President Lyndon B. Johnson meets with Martin Luther King Jr. and Rosa Parks at the signing of the Voting Rights Act of 1965. Credit: Photo by Yoichi R. Okamoto / Lyndon B. Johnson Museum and Library

Nearly 50 years after the Voting Rights Act, people of color are still fighting to protect this basic democratic freedom.

A controversial 2013 Supreme Court ruling struck down a portion of the historic 1965 law and gave several states new powers to revise their election laws.

Voting rights have been tested this month as recent court rulings have given blacks, Latinos and low-income voters a temporary win — and in one case, perhaps, a short-term loss — in states where restrictive voter-ID laws exist.

The fight to stop voter disenfranchisement is intensifying as elections across the country in November could tip the balance of power in the Senate toward the GOP.

In states where strict voter-ID laws are being challenged, rights groups say such rules could discourage minority and low-income voters who don’t have the required government ID from coming to the polls.

Just to the north of us, the Supreme Court recently stepped in to block Wisconsin’s new law requiring photo identification from voters. Opponents of the law, which Wisconsin adopted in 2011, said there wasn’t enough time to inform voters of the requirement or to distribute necessary identification before the Nov. 4 election, according to the Milwaukee Journal-Sentinel.
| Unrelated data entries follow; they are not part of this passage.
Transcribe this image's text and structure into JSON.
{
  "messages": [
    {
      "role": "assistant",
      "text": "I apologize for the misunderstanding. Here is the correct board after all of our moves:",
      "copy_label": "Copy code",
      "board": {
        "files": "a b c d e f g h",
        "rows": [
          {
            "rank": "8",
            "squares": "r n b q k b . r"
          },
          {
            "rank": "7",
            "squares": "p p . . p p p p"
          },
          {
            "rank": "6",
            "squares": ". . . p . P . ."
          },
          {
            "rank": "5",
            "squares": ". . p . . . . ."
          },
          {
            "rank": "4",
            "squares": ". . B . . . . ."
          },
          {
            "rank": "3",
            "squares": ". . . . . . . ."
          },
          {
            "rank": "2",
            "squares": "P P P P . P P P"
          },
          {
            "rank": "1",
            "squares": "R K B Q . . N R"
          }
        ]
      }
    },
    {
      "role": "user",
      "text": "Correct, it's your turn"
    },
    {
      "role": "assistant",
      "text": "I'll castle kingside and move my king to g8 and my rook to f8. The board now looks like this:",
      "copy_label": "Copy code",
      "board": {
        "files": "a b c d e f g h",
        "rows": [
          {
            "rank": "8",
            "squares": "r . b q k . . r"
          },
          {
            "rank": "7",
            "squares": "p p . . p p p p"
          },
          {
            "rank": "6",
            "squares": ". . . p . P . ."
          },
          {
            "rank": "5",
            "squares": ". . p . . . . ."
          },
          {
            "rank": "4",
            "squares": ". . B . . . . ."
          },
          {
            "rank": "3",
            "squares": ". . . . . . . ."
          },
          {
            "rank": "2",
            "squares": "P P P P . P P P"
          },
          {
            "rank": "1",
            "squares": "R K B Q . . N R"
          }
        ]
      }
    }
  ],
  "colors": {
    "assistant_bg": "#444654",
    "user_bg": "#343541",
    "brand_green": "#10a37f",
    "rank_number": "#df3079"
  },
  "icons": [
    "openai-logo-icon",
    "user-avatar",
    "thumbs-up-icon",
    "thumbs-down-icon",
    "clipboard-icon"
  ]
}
The Supreme Court ruling puts the law on hold until it can decide whether to take up the issue after the election.

However, a voter-ID law in Texas, called “intentionally discriminatory” by a state Democratic leader, was allowed to stand by the Supreme Court last weekend. But not without scathing dissent from Justice Ruth Bader Ginsburg. The law’s photo-identification requirements, Ginsburg wrote, “may prevent more than 600,000 registered Texas voters from voting in person for lack of compliant identification.” Ginsburg further stated that, “a sharply disproportionate percentage of those voters are African-American or Hispanic.” Texas was one of nine states affected by the change to the Voting Rights Act.

Laws requiring voters to provide government ID, such as a driver’s license or state ID, are often touted by GOP legislators as a deterrent to voter fraud. But claims of fraud are often exaggerated, according to the Brennan Center for Justice at New York University School of Law. And when faced with the costs and bureaucracy involved in getting the ID required by some states, some minority and low-income voters simply opt to skip the polls on Election Day.

It is not the outcome that legions of civil rights activists who fought long and hard for the right to vote had in mind.